George Burns said, “Happiness is having a large, loving, caring, close-knit family . . . in another city.”
We love the music, the lights and the decorations. We even handle the crowds at the mall and the traffic we fight to get there. But on the day the family gathers, we stress about the event and our emotions can be wrung out for days afterwards.
How can we actually enjoy the celebration?
1. Give up expectations for the day. If we “believe” everything will run smoothly, we’ll set ourselves up for disappointment. It’s better to have expectancy – which means we have no idea what’s going to happen, but we approach the day as an adventure. That doesn’t mean it’ll be perfect, but we’ll be ready for the surprises.
2. Don’t try to fix people today. Crazy people have been that way for a long time. If they try to hijack the holiday, it can escalate into an ugly scene. Our tendency is to say, “What’s wrong with you?” and critique their approach to life and how it impacts others. That’s a conversation for another time, not during the event. It’s better to pull them aside and deal with their immediate behavior, not their character.
3. Set boundaries. It’s healthy to decide ahead of time what boundaries we need to enjoy the day. If we work best in the kitchen alone, we don’t want to wait until we’re frustrated at the crowd that gathers. It’s better to tell everyone, “I’m going to spend the next 45 minutes getting things ready in the kitchen while you guys hang out together. Then I’ll ask for volunteers to help me set the table.” We don’t have to be a dictator, and it won’t be perfect. But it gives us some structure for sanity.
4. We need space. The day starts early and runs late, and is filled with nonstop commotion. That’s like driving at high speed without a break. It’s important to take small breaks to maintain our energy – like a few minutes alone in our room, or a short walk alone or with just one other person. If people ask where you’re going, be honest – “I’m just getting a little space – I’ll be back in 10.”

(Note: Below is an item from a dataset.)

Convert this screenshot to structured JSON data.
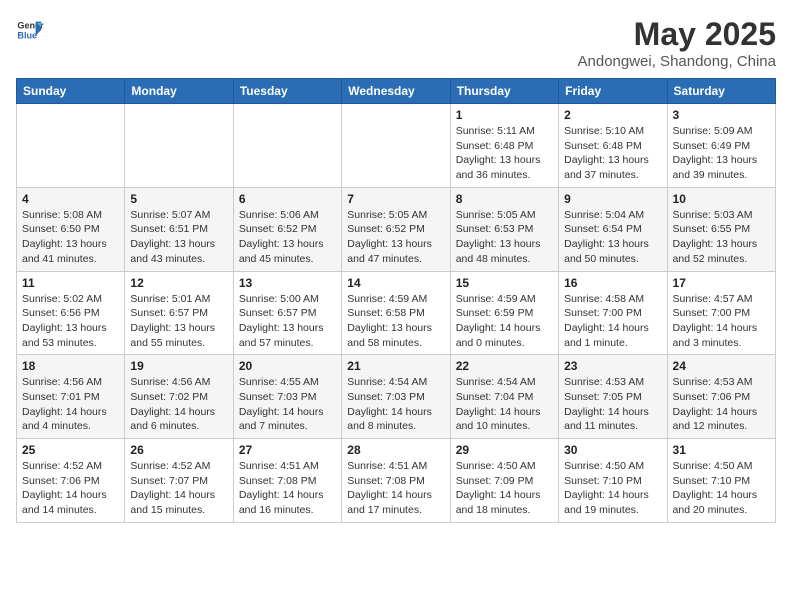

5. Focus on individuals. It’s easy to see a crowd of people and miss the joy of relationships. Whether we’re the host or just attending, we need a few undistracted conversations with the people we care most about.
6. Respond rather than react. When someone becomes negative, we need to pause and choose how we’re going to respond instead of reacting impulsively. The healthy way of handling snarky comments is to take a few seconds and think, “OK – I know what I feel like saying – is that really the best way to handle this?” Then choose the best way of handling it.
7. Remember the reason for gathering. It’s easy to see the gathering as an obligatory tradition instead of a chance to refresh relationships. These are the people we do life with. They’re family, which means they’re going to be there long-term (even the grumpy ones). It’s worth the effort to invest in them.
8. Ask for help. If we’re hosting the event, it’s easy to get irritated when everyone disappears to watch football while you’re left cleaning up the mess. It’s OK to say, “I need 4 people for 10 minutes . . . and you get dessert before everyone else. Who’s up for it?”
9. Thank each person for being there. We often overlook that with family members. But it’s important to make eye contact and say, “Hey, thanks for being here. It means a lot to have you come.”
10. We can’t be upset if we don’t like the gifts we receive. After all – it’s not our birthday that’s being celebrated . . .
So, celebrate well tomorrow . . . enjoy the gift of family!